* **What needs to be done**
For each line of the listing that contains "legend", make a copy and return it.

* **Dataset records**

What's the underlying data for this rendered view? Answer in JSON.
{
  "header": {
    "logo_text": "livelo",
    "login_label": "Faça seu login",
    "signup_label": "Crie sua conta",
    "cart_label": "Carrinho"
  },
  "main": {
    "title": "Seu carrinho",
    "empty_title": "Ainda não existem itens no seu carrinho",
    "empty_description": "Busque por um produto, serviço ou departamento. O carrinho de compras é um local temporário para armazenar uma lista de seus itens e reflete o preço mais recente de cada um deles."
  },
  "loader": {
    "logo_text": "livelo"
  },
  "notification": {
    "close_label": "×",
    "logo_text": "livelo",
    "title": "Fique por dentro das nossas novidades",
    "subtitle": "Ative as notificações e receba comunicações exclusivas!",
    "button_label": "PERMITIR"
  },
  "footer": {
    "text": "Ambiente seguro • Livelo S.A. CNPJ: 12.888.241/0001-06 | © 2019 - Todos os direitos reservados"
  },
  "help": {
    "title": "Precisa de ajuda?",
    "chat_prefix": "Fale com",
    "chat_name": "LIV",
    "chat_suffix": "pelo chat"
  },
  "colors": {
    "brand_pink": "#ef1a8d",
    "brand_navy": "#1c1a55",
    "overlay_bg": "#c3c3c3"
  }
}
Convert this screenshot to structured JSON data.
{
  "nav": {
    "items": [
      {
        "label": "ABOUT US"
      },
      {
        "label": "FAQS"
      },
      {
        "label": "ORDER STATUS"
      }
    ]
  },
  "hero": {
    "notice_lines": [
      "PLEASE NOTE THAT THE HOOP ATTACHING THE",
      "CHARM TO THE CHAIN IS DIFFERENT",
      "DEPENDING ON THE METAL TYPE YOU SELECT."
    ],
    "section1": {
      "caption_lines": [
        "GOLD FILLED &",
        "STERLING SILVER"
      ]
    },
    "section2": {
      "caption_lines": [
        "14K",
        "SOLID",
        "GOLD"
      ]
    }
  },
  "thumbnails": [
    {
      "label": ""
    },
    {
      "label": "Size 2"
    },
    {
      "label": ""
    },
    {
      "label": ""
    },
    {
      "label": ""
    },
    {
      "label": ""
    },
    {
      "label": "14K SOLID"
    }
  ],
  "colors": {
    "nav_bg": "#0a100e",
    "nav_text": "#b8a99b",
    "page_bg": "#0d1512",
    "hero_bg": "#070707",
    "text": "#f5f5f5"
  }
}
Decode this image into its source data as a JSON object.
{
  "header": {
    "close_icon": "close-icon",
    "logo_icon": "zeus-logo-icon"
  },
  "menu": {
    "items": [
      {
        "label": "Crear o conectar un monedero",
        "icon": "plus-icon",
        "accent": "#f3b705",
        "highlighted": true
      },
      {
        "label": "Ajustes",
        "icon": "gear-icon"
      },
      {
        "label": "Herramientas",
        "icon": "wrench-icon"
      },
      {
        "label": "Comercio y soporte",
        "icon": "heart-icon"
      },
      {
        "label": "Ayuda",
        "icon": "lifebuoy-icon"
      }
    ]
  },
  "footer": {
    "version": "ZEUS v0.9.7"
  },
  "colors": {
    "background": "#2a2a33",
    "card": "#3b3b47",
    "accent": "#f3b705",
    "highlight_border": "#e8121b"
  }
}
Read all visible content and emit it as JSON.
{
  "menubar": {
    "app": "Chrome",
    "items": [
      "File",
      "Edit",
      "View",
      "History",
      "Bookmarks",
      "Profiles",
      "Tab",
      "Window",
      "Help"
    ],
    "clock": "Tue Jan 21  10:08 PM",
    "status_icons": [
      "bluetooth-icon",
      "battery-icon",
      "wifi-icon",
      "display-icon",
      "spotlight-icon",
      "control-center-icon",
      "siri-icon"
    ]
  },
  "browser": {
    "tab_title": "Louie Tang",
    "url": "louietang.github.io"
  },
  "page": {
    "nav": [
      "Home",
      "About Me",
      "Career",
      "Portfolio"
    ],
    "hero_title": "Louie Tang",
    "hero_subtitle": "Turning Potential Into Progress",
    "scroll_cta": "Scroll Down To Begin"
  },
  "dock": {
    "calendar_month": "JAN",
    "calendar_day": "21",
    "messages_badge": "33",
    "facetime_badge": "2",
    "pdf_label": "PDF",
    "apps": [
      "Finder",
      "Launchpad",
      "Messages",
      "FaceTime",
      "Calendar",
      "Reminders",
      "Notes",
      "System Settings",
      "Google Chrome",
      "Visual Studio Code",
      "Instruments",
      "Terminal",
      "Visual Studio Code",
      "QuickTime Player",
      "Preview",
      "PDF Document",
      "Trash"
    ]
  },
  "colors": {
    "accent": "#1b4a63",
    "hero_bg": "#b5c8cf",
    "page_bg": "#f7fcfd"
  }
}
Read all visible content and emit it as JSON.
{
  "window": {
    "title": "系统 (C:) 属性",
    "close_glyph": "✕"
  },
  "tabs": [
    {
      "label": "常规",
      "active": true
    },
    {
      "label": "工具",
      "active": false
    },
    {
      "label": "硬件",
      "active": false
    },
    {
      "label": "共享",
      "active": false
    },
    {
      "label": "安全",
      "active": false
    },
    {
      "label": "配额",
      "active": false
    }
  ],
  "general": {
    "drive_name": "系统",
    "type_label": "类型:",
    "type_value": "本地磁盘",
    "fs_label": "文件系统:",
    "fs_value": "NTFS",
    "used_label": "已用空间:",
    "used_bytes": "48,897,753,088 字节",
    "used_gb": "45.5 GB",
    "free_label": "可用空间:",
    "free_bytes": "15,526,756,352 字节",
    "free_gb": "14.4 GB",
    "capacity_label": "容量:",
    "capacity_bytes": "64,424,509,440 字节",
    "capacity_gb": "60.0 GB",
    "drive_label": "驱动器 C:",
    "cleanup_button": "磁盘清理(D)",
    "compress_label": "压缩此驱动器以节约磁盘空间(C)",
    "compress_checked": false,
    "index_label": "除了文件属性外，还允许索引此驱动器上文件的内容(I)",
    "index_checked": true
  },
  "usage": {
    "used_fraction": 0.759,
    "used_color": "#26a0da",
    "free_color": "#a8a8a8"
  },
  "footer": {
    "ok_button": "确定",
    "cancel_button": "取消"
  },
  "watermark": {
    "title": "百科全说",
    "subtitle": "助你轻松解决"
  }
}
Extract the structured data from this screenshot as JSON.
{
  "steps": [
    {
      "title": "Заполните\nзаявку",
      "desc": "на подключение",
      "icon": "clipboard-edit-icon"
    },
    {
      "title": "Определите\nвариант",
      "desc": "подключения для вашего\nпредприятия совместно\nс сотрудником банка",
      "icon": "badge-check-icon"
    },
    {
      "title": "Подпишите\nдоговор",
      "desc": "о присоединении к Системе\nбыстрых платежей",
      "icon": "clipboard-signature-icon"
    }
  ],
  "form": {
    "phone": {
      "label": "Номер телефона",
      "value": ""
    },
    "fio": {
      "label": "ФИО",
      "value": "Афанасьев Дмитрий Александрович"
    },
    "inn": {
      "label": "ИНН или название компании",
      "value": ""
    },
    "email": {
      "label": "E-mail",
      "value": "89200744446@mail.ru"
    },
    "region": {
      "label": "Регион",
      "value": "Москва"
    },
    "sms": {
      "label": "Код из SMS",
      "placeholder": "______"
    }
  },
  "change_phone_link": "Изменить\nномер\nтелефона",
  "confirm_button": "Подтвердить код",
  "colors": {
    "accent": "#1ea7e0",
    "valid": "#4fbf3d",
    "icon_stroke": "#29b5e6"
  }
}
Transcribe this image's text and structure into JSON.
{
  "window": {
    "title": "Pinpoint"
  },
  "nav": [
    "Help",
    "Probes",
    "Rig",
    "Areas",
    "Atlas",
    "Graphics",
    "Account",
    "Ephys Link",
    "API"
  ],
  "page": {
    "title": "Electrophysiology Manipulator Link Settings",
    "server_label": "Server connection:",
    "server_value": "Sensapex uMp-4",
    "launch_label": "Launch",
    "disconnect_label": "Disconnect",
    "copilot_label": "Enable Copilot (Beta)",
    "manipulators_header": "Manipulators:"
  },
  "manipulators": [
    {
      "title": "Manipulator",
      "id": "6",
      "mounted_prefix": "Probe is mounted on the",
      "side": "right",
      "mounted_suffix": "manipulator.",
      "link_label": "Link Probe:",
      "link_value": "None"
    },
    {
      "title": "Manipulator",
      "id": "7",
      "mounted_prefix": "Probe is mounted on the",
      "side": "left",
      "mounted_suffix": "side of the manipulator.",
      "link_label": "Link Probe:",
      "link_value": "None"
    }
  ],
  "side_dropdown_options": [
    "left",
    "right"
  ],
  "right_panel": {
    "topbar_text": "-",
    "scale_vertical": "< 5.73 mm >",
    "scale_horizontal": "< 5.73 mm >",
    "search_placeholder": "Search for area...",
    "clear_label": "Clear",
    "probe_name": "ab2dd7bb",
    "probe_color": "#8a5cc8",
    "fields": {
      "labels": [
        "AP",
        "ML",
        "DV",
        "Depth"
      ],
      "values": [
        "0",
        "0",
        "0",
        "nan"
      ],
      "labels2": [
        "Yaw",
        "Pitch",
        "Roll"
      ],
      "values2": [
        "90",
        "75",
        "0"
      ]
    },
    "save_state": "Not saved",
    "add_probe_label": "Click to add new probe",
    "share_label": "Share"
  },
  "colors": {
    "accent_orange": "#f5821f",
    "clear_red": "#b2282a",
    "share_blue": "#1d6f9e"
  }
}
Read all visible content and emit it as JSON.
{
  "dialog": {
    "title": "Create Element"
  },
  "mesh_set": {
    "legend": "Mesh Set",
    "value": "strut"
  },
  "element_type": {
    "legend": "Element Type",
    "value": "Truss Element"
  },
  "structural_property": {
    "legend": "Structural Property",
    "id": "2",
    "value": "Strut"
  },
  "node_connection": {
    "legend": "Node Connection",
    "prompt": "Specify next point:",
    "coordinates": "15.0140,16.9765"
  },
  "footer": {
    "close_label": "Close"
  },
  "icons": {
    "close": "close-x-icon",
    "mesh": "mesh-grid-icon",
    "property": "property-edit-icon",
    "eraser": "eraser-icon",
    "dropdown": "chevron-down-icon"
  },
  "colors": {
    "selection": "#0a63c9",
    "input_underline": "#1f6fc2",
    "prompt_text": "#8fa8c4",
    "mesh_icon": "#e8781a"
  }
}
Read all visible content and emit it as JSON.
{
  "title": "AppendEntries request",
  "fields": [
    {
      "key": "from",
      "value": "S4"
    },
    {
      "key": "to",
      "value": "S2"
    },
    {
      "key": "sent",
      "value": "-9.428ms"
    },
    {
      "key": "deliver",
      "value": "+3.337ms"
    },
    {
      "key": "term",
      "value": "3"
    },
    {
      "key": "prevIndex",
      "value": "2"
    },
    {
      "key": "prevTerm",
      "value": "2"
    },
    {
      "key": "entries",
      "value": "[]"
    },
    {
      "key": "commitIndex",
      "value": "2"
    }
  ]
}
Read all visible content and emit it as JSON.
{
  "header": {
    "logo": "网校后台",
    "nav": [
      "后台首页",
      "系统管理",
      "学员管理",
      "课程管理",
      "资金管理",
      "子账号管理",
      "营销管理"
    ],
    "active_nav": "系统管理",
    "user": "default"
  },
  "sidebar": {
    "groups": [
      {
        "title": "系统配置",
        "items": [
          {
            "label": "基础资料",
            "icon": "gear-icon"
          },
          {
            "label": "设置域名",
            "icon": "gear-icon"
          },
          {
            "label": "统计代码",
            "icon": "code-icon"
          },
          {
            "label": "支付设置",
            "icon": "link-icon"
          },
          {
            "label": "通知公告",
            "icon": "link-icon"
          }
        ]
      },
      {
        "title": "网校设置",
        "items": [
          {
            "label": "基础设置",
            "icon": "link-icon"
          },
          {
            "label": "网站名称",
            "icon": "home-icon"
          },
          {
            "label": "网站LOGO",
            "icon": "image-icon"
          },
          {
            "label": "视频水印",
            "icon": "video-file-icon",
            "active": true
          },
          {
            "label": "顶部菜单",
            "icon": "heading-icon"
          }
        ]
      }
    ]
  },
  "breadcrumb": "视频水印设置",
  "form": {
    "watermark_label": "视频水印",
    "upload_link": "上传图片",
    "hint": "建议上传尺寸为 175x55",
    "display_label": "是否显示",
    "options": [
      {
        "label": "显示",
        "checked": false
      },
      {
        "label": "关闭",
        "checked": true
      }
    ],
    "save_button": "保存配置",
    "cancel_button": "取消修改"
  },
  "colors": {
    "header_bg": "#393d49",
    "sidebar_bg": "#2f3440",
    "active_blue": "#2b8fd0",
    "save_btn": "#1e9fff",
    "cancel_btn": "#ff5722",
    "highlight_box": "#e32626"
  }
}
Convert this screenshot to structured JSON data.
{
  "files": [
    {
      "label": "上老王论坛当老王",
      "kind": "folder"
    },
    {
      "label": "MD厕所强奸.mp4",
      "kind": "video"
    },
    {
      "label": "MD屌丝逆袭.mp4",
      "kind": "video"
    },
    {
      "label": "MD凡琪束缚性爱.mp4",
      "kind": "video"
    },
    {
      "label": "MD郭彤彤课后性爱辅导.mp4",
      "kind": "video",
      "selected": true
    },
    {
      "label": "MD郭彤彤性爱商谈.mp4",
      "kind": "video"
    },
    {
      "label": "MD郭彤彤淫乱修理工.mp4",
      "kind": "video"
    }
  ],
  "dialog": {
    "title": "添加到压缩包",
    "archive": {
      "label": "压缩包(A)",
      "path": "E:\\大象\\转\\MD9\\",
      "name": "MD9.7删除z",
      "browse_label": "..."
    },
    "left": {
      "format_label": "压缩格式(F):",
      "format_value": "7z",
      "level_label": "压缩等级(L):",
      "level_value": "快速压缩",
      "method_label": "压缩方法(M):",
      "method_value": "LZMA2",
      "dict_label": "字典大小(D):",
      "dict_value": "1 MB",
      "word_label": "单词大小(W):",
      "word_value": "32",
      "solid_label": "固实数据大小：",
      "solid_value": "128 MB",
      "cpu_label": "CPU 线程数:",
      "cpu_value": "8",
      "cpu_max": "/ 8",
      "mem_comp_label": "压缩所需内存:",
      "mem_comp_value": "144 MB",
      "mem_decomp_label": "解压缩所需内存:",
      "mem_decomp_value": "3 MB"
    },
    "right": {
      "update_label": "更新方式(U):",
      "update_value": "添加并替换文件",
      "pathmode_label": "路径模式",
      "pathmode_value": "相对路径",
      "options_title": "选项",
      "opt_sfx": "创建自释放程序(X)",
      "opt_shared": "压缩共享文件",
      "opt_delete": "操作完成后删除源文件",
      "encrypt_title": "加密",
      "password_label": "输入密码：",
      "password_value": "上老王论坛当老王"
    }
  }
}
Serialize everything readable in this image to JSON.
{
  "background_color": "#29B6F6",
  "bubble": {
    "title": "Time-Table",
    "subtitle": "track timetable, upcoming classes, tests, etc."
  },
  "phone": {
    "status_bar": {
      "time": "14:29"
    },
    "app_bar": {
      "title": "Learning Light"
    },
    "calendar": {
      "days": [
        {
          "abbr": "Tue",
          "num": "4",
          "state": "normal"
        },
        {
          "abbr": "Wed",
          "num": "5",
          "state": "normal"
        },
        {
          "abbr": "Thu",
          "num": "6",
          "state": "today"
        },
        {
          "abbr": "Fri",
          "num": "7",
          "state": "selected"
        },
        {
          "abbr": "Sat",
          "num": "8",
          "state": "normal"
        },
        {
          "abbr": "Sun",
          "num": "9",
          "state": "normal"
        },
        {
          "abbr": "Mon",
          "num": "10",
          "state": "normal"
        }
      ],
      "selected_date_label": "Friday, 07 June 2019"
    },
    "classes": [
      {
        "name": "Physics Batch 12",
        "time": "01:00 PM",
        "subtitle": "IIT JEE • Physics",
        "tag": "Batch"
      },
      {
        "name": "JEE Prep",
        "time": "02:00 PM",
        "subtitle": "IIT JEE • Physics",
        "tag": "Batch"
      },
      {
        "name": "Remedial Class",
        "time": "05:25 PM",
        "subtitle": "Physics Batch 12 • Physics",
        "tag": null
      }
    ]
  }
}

* **Exercise response**
    "legend": "Mesh Set",
    "legend": "Element Type",
    "legend": "Structural Property",
    "legend": "Node Connection",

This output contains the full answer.